In lieu of an abstract, here is a brief excerpt of the content:

Journal of World History 13.1 (2002) 203-205

[Access article in PDF]

Book Review

The Sextants of Beijing:
Global Currents in Chinese History

The Sextants of Beijing: Global Currents in Chinese History. By JOANNA WALEY-COHEN. New York and London: W. W. Norton & Company, 1999 . Pp. 322 . $24 .95 (cloth); $14 .95 (paper).

Joanna Waley-Cohen's The Sextants of Beijing offers a powerful reevaluation of traditional characterizations of China as isolationist and xenophobic. In the popular imagination of the West, China remains an enigmatic entity resolutely resistant to external ideas and innovations. While the past decades have witnessed a flurry of attacks on Eurocentric and Orientalist perspectives, studies on China aimed at a more popular audience have remained surprisingly immune and persist in offering an outmoded depiction of China as an "immobile empire." It is in this light that Waley-Cohen's book clearly offers a new introduction to the "general reader wishing to learn more about China's engagement with the world in a historical perspective . . ." (p. 9 ).

The strength of The Sextants of Beijing lies in Waley-Cohen's dual conviction that China's historical experience included both extensive interaction with the outside world and that China, far from desiring isolation, actively sought out ideas, goods, and technology from non-Chinese sources. Challenging the notion of China as monolithic and unchanging, the author begins by altering the standard chronological framework, beginning not with the Opium Wars (1842 -47 )--traditionally portrayed as the first efforts of the West to open China--but with "early Chinese Cosmopolitanism" of the Han, Tang, and Song dynasties (200 B.C.E.-1200 C.E.). In this manner, the author grounds China's historical experience in the powerful and enduring religious, ethnic, and commercial ties with Central Asia, India, and the West. [End Page 203]

In the later chapters, The Sextants of Beijing repeatedly demonstrates that although the imperial court routinely employed sinocentric rhetoric, this language often masked a relatively high degree of fascination with the West and Western ideas. Waley-Cohen's narrative deftly familiarizes the Western reader with major historical events that display China's international contacts--the Buddhist pilgrimage of Xuanzang to India, the seven voyages of Zheng He to Southeast Asia, India, and Africa, and China's increasing demand for "New World" silver. These events all bolster Waley-Cohen's thesis that China clearly played a dynamic role in global trends that mirrored if not predated the "European Miracle."

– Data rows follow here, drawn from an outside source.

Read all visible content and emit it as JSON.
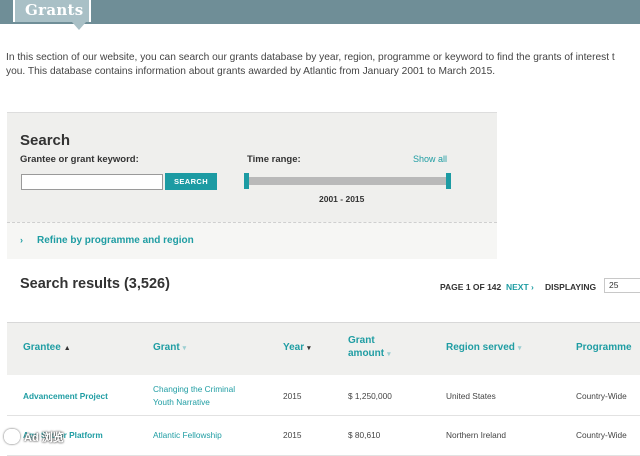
{
  "header": {
    "tab_title": "Grants"
  },
  "intro": {
    "line1": "In this section of our website, you can search our grants database by year, region, programme or keyword to find the grants of interest t",
    "line2": "you. This database contains information about grants awarded by Atlantic from January 2001 to March 2015."
  },
  "search": {
    "title": "Search",
    "keyword_label": "Grantee or grant keyword:",
    "keyword_value": "",
    "button_label": "SEARCH",
    "time_label": "Time range:",
    "show_all": "Show all",
    "range_value": "2001 - 2015"
  },
  "refine": {
    "chevron": "›",
    "label": "Refine by programme and region"
  },
  "results": {
    "title": "Search results (3,526)",
    "page_info": "PAGE 1 OF 142",
    "next_label": "NEXT ›",
    "displaying_label": "DISPLAYING",
    "per_page": "25"
  },
  "table": {
    "columns": [
      {
        "label": "Grantee",
        "sort": "▲"
      },
      {
        "label": "Grant",
        "sort": "▾"
      },
      {
        "label": "Year",
        "sort": "▾"
      },
      {
        "label_line1": "Grant",
        "label_line2": "amount",
        "sort": "▾"
      },
      {
        "label": "Region served",
        "sort": "▾"
      },
      {
        "label": "Programme",
        "sort": ""
      }
    ],
    "rows": [
      {
        "grantee": "Advancement Project",
        "grant_line1": "Changing the Criminal",
        "grant_line2": "Youth Narrative",
        "year": "2015",
        "amount": "$ 1,250,000",
        "region": "United States",
        "programme": "Country-Wide"
      },
      {
        "grantee": "Age Sector Platform",
        "grant_line1": "Atlantic Fellowship",
        "grant_line2": "",
        "year": "2015",
        "amount": "$ 80,610",
        "region": "Northern Ireland",
        "programme": "Country-Wide"
      }
    ]
  },
  "watermark": {
    "text": "Ad 浏览"
  },
  "colors": {
    "accent": "#1f9da3",
    "header_bar": "#6f8e97",
    "panel_bg": "#efefed"
  }
}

Yet Waley-Cohen's primary focus is not on these earlier periods but, as the title alludes, on China's curiosity, exposure, and transference of Western technical knowledge in science, technology, and astronomy. The book juxtaposes quite powerfully China's willing adoption of Western cartographic techniques, architecture, and artillery with the Chinese court's perceived indifference toward Lord George Macartney's diplomatic overtures in the late eighteenth century. The Macartney Mission is habitually portrayed as an example of China's obstinate refusal to acknowledge the inherent superiority of the West. Waley-Cohen repositions the episode to demonstrate that Macartney's gifts and propositions varied very little from those of the Jesuits who had served the Chinese court several decades earlier. More significantly, the author displays that the Chinese emperor and court were indeed sophisticated enough to see that similar to the Jesuits' thinly veiled efforts to use their expertise to encourage court acceptance of Papal jurisdiction over Chinese Christians, Macartney's gifts were premised primarily on a desire to use their cultural superiority to goad the Chinese court into accepting their propositions of diplomatic equality.

While Waley-Cohen's narrative of the Qing's encounter with the West will be a welcome addition to selections one could offer undergraduates as their first exposure to Chinese history (one not tainted by a Eurocentric bias), it is her last two chapters (covering the period from the fall of the Qing dynasty in 1911 through the post-Tienanmen period) which I found to be the most innovative. Returning to her theme of China's "cosmopolitan sophistication" Waley-Cohen examines the profound impact of...


Additional Information

Print ISSN
pp. 203-205
Launched on MUSE
Open Access
Back To Top

This website uses cookies to ensure you get the best experience on our website. Without cookies your experience may not be seamless.